Table of Contents

The WTO Agreement on Trade-Related Aspects of Intellectual Property Rights

The WTO Agreement on Trade-Related Aspects of Intellectual Property Rights

A Commentary

Elgar Commentaries series

Justin Malbon, Charles Lawson and Mark Davison

This Commentary on the WTO Agreement on Trade-Related Aspects of Intellectual Property Rights (TRIPS) provides a detailed textual analysis of TRIPS – a pivotal international agreement on intellectual property rights. TRIPS sets minimum standards for national laws on copyright, patents, trademarks and other forms of intellectual property rights. TRIPS profoundly impacts upon the regulation of access to medicines, compulsory licensing of copyright material, geographical indicators and other significant IP-related matters.

Section 5 CRIMINAL PROCEDURES

Justin Malbon, Charles Lawson and Mark Davison

Subjects: law - academic, intellectual property law, law -professional, intellectual property law, politics and public policy, international relations

Extract

Article 61 requires Members to provide for criminal procedures and penalties for wilful trademark, counterfeiting and copyright piracy on a commercial scale, and allows Members the option of providing for criminal procedures and penalties for other cases of infringement. The provision does not impose a duty upon Members to prosecute any counterfeiting or piracy offences; although counterfeiting and piracy causes significant economic harm. According to the Counterfeiting Intelligence Bureau of the International Chamber of Commerce: Counterfeiting is one of the fastest growing economic crimes of modern times. It presents companies, governments and individuals with a unique set of problems. What was once a cottage industry has now become a highly sophisticated network of organised crime that has the capacity to threaten the very fabric of national economies, endanger safety and frequently kill. It devalues corporate reputations, hinders invest- ment, funds terrorism, and costs hundreds of thousands of people their livelihood every year. Counterfeiting accounts for between 5–7% of world trade, worth an estimated $600 billion a year.

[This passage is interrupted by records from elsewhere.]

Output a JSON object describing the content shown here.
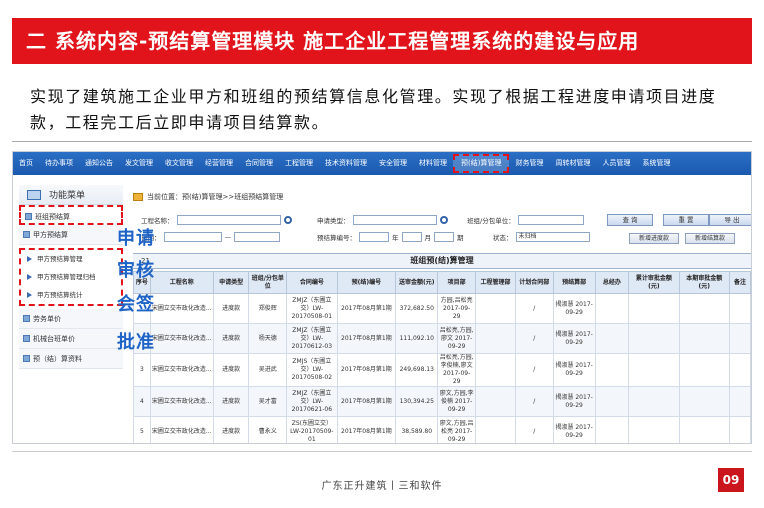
{
  "title": "二 系统内容-预结算管理模块    施工企业工程管理系统的建设与应用",
  "intro": "实现了建筑施工企业甲方和班组的预结算信息化管理。实现了根据工程进度申请项目进度款，工程完工后立即申请项目结算款。",
  "nav": [
    "首页",
    "待办事项",
    "通知公告",
    "发文管理",
    "收文管理",
    "经营管理",
    "合同管理",
    "工程管理",
    "技术资料管理",
    "安全管理",
    "材料管理",
    "预(结)算管理",
    "财务管理",
    "周转材管理",
    "人员管理",
    "系统管理"
  ],
  "menu": {
    "header": "功能菜单",
    "items": [
      "班组预结算",
      "甲方预结算"
    ],
    "sub_items": [
      "甲方预结算管理",
      "甲方预结算管理归档",
      "甲方预结算统计"
    ],
    "other_items": [
      "劳务单价",
      "机械台班单价",
      "预（结）算资料"
    ]
  },
  "overlay_words": [
    "申请",
    "审核",
    "会签",
    "批准"
  ],
  "breadcrumb": "当前位置：预(结)算管理>>班组预结算管理",
  "filters": {
    "project_name": "工程名称：",
    "apply_type": "申请类型：",
    "team_unit": "班组/分包单位：",
    "date": "日期：",
    "dash": "—",
    "code": "预结算编号：",
    "year": "年",
    "month": "月",
    "period": "期",
    "status": "状态：",
    "status_value": "未归档"
  },
  "buttons": {
    "query": "查 询",
    "reset": "重 置",
    "export": "导 出",
    "add_progress": "新增进度款",
    "add_settlement": "新增结算款"
  },
  "table": {
    "title": "班组预(结)算管理",
    "record_count": "21",
    "headers": [
      "序号",
      "工程名称",
      "申请类型",
      "班组/分包单位",
      "合同编号",
      "预(结)编号",
      "送审金额(元)",
      "项目部",
      "工程管理部",
      "计划合同部",
      "预结算部",
      "总经办",
      "累计审批金额(元)",
      "本期审批金额(元)",
      "备注"
    ],
    "rows": [
      {
        "no": "",
        "project": "宋圃立交市政化改造...",
        "type": "进度款",
        "team": "郑俊辉",
        "contract": "ZMJZ（东圃立交）LW-20170508-01",
        "code": "2017年08月第1期",
        "amount": "372,682.50",
        "dept": "方园,吕松亮 2017-09-29",
        "eng": "",
        "plan": "/",
        "budget": "揭淑慧 2017-09-29",
        "gm": "",
        "acc": "",
        "cur": "",
        "note": ""
      },
      {
        "no": "",
        "project": "宋圃立交市政化改造...",
        "type": "进度款",
        "team": "杨天德",
        "contract": "ZMJZ（东圃立交）LW-20170612-03",
        "code": "2017年08月第1期",
        "amount": "111,092.10",
        "dept": "吕松亮,方园,廖文 2017-09-29",
        "eng": "",
        "plan": "/",
        "budget": "揭淑慧 2017-09-29",
        "gm": "",
        "acc": "",
        "cur": "",
        "note": ""
      },
      {
        "no": "3",
        "project": "宋圃立交市政化改造...",
        "type": "进度款",
        "team": "吴进武",
        "contract": "ZMJS（东圃立交）LW-20170508-02",
        "code": "2017年08月第1期",
        "amount": "249,698.13",
        "dept": "吕松亮,方园,李俊楠,廖文 2017-09-29",
        "eng": "",
        "plan": "/",
        "budget": "揭淑慧 2017-09-29",
        "gm": "",
        "acc": "",
        "cur": "",
        "note": ""
      },
      {
        "no": "4",
        "project": "宋圃立交市政化改造...",
        "type": "进度款",
        "team": "吴才富",
        "contract": "ZMJZ（东圃立交）LW-20170621-06",
        "code": "2017年08月第1期",
        "amount": "130,394.25",
        "dept": "廖文,方园,李俊楠 2017-09-29",
        "eng": "",
        "plan": "/",
        "budget": "揭淑慧 2017-09-29",
        "gm": "",
        "acc": "",
        "cur": "",
        "note": ""
      },
      {
        "no": "5",
        "project": "宋圃立交市政化改造...",
        "type": "进度款",
        "team": "曹永义",
        "contract": "ZS(东圃立交）LW-20170509-01",
        "code": "2017年08月第1期",
        "amount": "38,589.80",
        "dept": "廖文,方园,吕松亮 2017-09-29",
        "eng": "",
        "plan": "/",
        "budget": "揭淑慧 2017-09-29",
        "gm": "",
        "acc": "",
        "cur": "",
        "note": ""
      }
    ]
  },
  "footer": "广东正升建筑丨三和软件",
  "page": "09",
  "colors": {
    "brand_red": "#e2141b",
    "nav_blue": "#1b5aae",
    "overlay_blue": "#1e63c6"
  }
}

You are not authenticated to view the full text of this chapter or article.

Elgaronline requires a subscription or purchase to access the full text of books or journals. Please login through your library system or with your personal username and password on the homepage.

Non-subscribers can freely search the site, view abstracts/ extracts and download selected front matter and introductory chapters for personal use.

Your library may not have purchased all subject areas. If you are authenticated and think you should have access to this title, please contact your librarian.

Further information